*** Opening of AVAILABLE DATA ***

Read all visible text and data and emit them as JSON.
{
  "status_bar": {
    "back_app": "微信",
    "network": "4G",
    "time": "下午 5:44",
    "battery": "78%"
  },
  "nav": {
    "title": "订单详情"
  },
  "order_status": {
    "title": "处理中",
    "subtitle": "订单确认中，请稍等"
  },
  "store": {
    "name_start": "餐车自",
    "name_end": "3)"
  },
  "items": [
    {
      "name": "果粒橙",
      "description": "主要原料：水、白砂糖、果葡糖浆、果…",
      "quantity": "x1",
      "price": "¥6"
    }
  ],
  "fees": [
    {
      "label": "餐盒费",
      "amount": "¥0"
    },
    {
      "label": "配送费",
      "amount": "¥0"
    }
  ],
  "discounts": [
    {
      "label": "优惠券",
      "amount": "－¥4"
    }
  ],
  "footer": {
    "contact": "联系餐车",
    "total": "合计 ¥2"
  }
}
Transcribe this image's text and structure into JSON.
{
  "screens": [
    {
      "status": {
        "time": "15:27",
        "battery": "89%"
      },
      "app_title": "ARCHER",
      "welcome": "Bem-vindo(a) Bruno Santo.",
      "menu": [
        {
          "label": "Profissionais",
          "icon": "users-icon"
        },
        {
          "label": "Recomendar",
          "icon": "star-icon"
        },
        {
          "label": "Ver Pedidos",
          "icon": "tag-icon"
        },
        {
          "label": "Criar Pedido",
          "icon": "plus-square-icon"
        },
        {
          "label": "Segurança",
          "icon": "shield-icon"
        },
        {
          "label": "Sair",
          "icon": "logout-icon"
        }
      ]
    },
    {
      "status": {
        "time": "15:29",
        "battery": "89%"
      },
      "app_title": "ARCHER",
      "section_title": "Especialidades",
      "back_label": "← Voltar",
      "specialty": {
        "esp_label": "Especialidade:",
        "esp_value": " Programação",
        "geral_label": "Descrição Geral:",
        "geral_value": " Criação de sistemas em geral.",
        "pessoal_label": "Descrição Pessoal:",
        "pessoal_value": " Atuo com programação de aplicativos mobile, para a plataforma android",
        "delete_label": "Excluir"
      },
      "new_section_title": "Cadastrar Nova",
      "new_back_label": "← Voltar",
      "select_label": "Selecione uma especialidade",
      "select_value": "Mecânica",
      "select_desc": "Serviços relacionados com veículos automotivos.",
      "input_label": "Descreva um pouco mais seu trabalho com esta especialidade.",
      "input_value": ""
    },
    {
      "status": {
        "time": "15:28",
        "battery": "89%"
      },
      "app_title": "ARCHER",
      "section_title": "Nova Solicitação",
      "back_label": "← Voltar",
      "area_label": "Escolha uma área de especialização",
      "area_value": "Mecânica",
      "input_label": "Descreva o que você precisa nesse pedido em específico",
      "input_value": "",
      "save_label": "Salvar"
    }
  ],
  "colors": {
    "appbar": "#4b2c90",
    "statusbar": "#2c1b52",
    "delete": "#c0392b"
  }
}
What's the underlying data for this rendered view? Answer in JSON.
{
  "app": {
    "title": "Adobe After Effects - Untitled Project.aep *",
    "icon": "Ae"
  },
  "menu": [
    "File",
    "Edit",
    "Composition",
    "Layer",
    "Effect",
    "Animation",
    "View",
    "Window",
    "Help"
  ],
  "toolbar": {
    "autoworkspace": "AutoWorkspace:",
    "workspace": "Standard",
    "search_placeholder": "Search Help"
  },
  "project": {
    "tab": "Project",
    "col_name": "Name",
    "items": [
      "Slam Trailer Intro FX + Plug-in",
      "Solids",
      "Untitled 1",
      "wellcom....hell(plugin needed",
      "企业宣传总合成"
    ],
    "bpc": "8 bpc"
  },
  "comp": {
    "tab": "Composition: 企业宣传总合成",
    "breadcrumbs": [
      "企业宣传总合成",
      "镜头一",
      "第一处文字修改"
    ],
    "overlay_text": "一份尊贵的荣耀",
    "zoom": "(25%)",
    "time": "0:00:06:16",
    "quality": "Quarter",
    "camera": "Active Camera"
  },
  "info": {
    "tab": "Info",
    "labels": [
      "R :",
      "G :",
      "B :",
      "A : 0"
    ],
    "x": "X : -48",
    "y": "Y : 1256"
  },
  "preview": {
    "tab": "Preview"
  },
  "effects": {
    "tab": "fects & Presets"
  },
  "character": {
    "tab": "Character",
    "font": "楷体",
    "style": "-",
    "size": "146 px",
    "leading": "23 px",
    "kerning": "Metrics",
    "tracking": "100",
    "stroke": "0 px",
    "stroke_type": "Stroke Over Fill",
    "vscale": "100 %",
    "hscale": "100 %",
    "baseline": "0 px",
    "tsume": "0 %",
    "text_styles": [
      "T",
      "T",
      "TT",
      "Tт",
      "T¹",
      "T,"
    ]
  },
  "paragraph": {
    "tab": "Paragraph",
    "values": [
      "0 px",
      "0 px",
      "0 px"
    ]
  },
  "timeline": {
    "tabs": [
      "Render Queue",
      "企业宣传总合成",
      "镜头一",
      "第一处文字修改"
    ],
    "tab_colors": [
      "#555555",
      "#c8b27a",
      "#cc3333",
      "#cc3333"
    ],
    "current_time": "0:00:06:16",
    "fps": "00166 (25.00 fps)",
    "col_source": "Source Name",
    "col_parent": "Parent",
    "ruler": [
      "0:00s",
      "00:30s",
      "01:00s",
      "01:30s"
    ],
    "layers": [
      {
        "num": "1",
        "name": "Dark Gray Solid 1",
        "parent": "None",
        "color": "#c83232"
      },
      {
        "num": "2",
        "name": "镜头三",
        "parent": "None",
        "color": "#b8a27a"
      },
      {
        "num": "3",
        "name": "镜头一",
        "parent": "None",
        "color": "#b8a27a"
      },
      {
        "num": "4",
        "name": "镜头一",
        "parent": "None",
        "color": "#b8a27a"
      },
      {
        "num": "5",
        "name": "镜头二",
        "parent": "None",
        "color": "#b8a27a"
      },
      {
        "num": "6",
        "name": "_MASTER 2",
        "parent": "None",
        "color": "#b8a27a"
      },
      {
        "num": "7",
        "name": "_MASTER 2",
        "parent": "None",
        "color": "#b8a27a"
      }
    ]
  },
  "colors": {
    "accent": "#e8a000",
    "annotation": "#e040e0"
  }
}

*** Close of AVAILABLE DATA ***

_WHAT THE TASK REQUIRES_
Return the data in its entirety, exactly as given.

_SOLUTION TO THIS TASK_
Read all visible text and data and emit them as JSON.
{
  "status_bar": {
    "back_app": "微信",
    "network": "4G",
    "time": "下午 5:44",
    "battery": "78%"
  },
  "nav": {
    "title": "订单详情"
  },
  "order_status": {
    "title": "处理中",
    "subtitle": "订单确认中，请稍等"
  },
  "store": {
    "name_start": "餐车自",
    "name_end": "3)"
  },
  "items": [
    {
      "name": "果粒橙",
      "description": "主要原料：水、白砂糖、果葡糖浆、果…",
      "quantity": "x1",
      "price": "¥6"
    }
  ],
  "fees": [
    {
      "label": "餐盒费",
      "amount": "¥0"
    },
    {
      "label": "配送费",
      "amount": "¥0"
    }
  ],
  "discounts": [
    {
      "label": "优惠券",
      "amount": "－¥4"
    }
  ],
  "footer": {
    "contact": "联系餐车",
    "total": "合计 ¥2"
  }
}
Transcribe this image's text and structure into JSON.
{
  "screens": [
    {
      "status": {
        "time": "15:27",
        "battery": "89%"
      },
      "app_title": "ARCHER",
      "welcome": "Bem-vindo(a) Bruno Santo.",
      "menu": [
        {
          "label": "Profissionais",
          "icon": "users-icon"
        },
        {
          "label": "Recomendar",
          "icon": "star-icon"
        },
        {
          "label": "Ver Pedidos",
          "icon": "tag-icon"
        },
        {
          "label": "Criar Pedido",
          "icon": "plus-square-icon"
        },
        {
          "label": "Segurança",
          "icon": "shield-icon"
        },
        {
          "label": "Sair",
          "icon": "logout-icon"
        }
      ]
    },
    {
      "status": {
        "time": "15:29",
        "battery": "89%"
      },
      "app_title": "ARCHER",
      "section_title": "Especialidades",
      "back_label": "← Voltar",
      "specialty": {
        "esp_label": "Especialidade:",
        "esp_value": " Programação",
        "geral_label": "Descrição Geral:",
        "geral_value": " Criação de sistemas em geral.",
        "pessoal_label": "Descrição Pessoal:",
        "pessoal_value": " Atuo com programação de aplicativos mobile, para a plataforma android",
        "delete_label": "Excluir"
      },
      "new_section_title": "Cadastrar Nova",
      "new_back_label": "← Voltar",
      "select_label": "Selecione uma especialidade",
      "select_value": "Mecânica",
      "select_desc": "Serviços relacionados com veículos automotivos.",
      "input_label": "Descreva um pouco mais seu trabalho com esta especialidade.",
      "input_value": ""
    },
    {
      "status": {
        "time": "15:28",
        "battery": "89%"
      },
      "app_title": "ARCHER",
      "section_title": "Nova Solicitação",
      "back_label": "← Voltar",
      "area_label": "Escolha uma área de especialização",
      "area_value": "Mecânica",
      "input_label": "Descreva o que você precisa nesse pedido em específico",
      "input_value": "",
      "save_label": "Salvar"
    }
  ],
  "colors": {
    "appbar": "#4b2c90",
    "statusbar": "#2c1b52",
    "delete": "#c0392b"
  }
}
What's the underlying data for this rendered view? Answer in JSON.
{
  "app": {
    "title": "Adobe After Effects - Untitled Project.aep *",
    "icon": "Ae"
  },
  "menu": [
    "File",
    "Edit",
    "Composition",
    "Layer",
    "Effect",
    "Animation",
    "View",
    "Window",
    "Help"
  ],
  "toolbar": {
    "autoworkspace": "AutoWorkspace:",
    "workspace": "Standard",
    "search_placeholder": "Search Help"
  },
  "project": {
    "tab": "Project",
    "col_name": "Name",
    "items": [
      "Slam Trailer Intro FX + Plug-in",
      "Solids",
      "Untitled 1",
      "wellcom....hell(plugin needed",
      "企业宣传总合成"
    ],
    "bpc": "8 bpc"
  },
  "comp": {
    "tab": "Composition: 企业宣传总合成",
    "breadcrumbs": [
      "企业宣传总合成",
      "镜头一",
      "第一处文字修改"
    ],
    "overlay_text": "一份尊贵的荣耀",
    "zoom": "(25%)",
    "time": "0:00:06:16",
    "quality": "Quarter",
    "camera": "Active Camera"
  },
  "info": {
    "tab": "Info",
    "labels": [
      "R :",
      "G :",
      "B :",
      "A : 0"
    ],
    "x": "X : -48",
    "y": "Y : 1256"
  },
  "preview": {
    "tab": "Preview"
  },
  "effects": {
    "tab": "fects & Presets"
  },
  "character": {
    "tab": "Character",
    "font": "楷体",
    "style": "-",
    "size": "146 px",
    "leading": "23 px",
    "kerning": "Metrics",
    "tracking": "100",
    "stroke": "0 px",
    "stroke_type": "Stroke Over Fill",
    "vscale": "100 %",
    "hscale": "100 %",
    "baseline": "0 px",
    "tsume": "0 %",
    "text_styles": [
      "T",
      "T",
      "TT",
      "Tт",
      "T¹",
      "T,"
    ]
  },
  "paragraph": {
    "tab": "Paragraph",
    "values": [
      "0 px",
      "0 px",
      "0 px"
    ]
  },
  "timeline": {
    "tabs": [
      "Render Queue",
      "企业宣传总合成",
      "镜头一",
      "第一处文字修改"
    ],
    "tab_colors": [
      "#555555",
      "#c8b27a",
      "#cc3333",
      "#cc3333"
    ],
    "current_time": "0:00:06:16",
    "fps": "00166 (25.00 fps)",
    "col_source": "Source Name",
    "col_parent": "Parent",
    "ruler": [
      "0:00s",
      "00:30s",
      "01:00s",
      "01:30s"
    ],
    "layers": [
      {
        "num": "1",
        "name": "Dark Gray Solid 1",
        "parent": "None",
        "color": "#c83232"
      },
      {
        "num": "2",
        "name": "镜头三",
        "parent": "None",
        "color": "#b8a27a"
      },
      {
        "num": "3",
        "name": "镜头一",
        "parent": "None",
        "color": "#b8a27a"
      },
      {
        "num": "4",
        "name": "镜头一",
        "parent": "None",
        "color": "#b8a27a"
      },
      {
        "num": "5",
        "name": "镜头二",
        "parent": "None",
        "color": "#b8a27a"
      },
      {
        "num": "6",
        "name": "_MASTER 2",
        "parent": "None",
        "color": "#b8a27a"
      },
      {
        "num": "7",
        "name": "_MASTER 2",
        "parent": "None",
        "color": "#b8a27a"
      }
    ]
  },
  "colors": {
    "accent": "#e8a000",
    "annotation": "#e040e0"
  }
}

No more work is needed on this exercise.